** Opening DATASET EXCERPTS block **
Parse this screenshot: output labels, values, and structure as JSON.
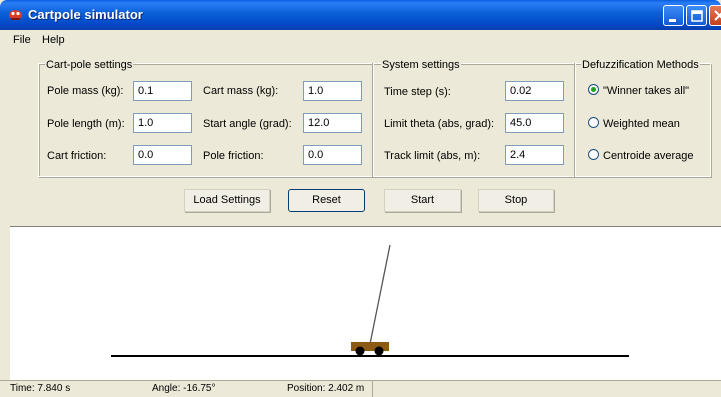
{
  "window": {
    "title": "Cartpole simulator"
  },
  "menu": [
    "File",
    "Help"
  ],
  "cartpole_settings": {
    "title": "Cart-pole settings",
    "pole_mass": {
      "label": "Pole mass (kg):",
      "value": "0.1"
    },
    "cart_mass": {
      "label": "Cart mass (kg):",
      "value": "1.0"
    },
    "pole_length": {
      "label": "Pole length (m):",
      "value": "1.0"
    },
    "start_angle": {
      "label": "Start angle (grad):",
      "value": "12.0"
    },
    "cart_friction": {
      "label": "Cart friction:",
      "value": "0.0"
    },
    "pole_friction": {
      "label": "Pole friction:",
      "value": "0.0"
    }
  },
  "system_settings": {
    "title": "System settings",
    "time_step": {
      "label": "Time step (s):",
      "value": "0.02"
    },
    "limit_theta": {
      "label": "Limit theta (abs, grad):",
      "value": "45.0"
    },
    "track_limit": {
      "label": "Track limit (abs, m):",
      "value": "2.4"
    }
  },
  "defuzzification": {
    "title": "Defuzzification Methods",
    "options": [
      {
        "label": "\"Winner takes all\"",
        "selected": true
      },
      {
        "label": "Weighted mean",
        "selected": false
      },
      {
        "label": "Centroide average",
        "selected": false
      }
    ]
  },
  "buttons": {
    "load_settings": "Load Settings",
    "reset": "Reset",
    "start": "Start",
    "stop": "Stop"
  },
  "status": {
    "time": "Time: 7.840 s",
    "angle": "Angle: -16.75°",
    "position": "Position: 2.402 m"
  },
  "colors": {
    "titlebar": "#0a5fd8",
    "cart": "#8b5a14",
    "wheels": "#000000"
  }
}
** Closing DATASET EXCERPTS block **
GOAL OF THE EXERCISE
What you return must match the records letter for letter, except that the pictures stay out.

EXERCISE OUTPUT
Parse this screenshot: output labels, values, and structure as JSON.
{
  "window": {
    "title": "Cartpole simulator"
  },
  "menu": [
    "File",
    "Help"
  ],
  "cartpole_settings": {
    "title": "Cart-pole settings",
    "pole_mass": {
      "label": "Pole mass (kg):",
      "value": "0.1"
    },
    "cart_mass": {
      "label": "Cart mass (kg):",
      "value": "1.0"
    },
    "pole_length": {
      "label": "Pole length (m):",
      "value": "1.0"
    },
    "start_angle": {
      "label": "Start angle (grad):",
      "value": "12.0"
    },
    "cart_friction": {
      "label": "Cart friction:",
      "value": "0.0"
    },
    "pole_friction": {
      "label": "Pole friction:",
      "value": "0.0"
    }
  },
  "system_settings": {
    "title": "System settings",
    "time_step": {
      "label": "Time step (s):",
      "value": "0.02"
    },
    "limit_theta": {
      "label": "Limit theta (abs, grad):",
      "value": "45.0"
    },
    "track_limit": {
      "label": "Track limit (abs, m):",
      "value": "2.4"
    }
  },
  "defuzzification": {
    "title": "Defuzzification Methods",
    "options": [
      {
        "label": "\"Winner takes all\"",
        "selected": true
      },
      {
        "label": "Weighted mean",
        "selected": false
      },
      {
        "label": "Centroide average",
        "selected": false
      }
    ]
  },
  "buttons": {
    "load_settings": "Load Settings",
    "reset": "Reset",
    "start": "Start",
    "stop": "Stop"
  },
  "status": {
    "time": "Time: 7.840 s",
    "angle": "Angle: -16.75°",
    "position": "Position: 2.402 m"
  },
  "colors": {
    "titlebar": "#0a5fd8",
    "cart": "#8b5a14",
    "wheels": "#000000"
  }
}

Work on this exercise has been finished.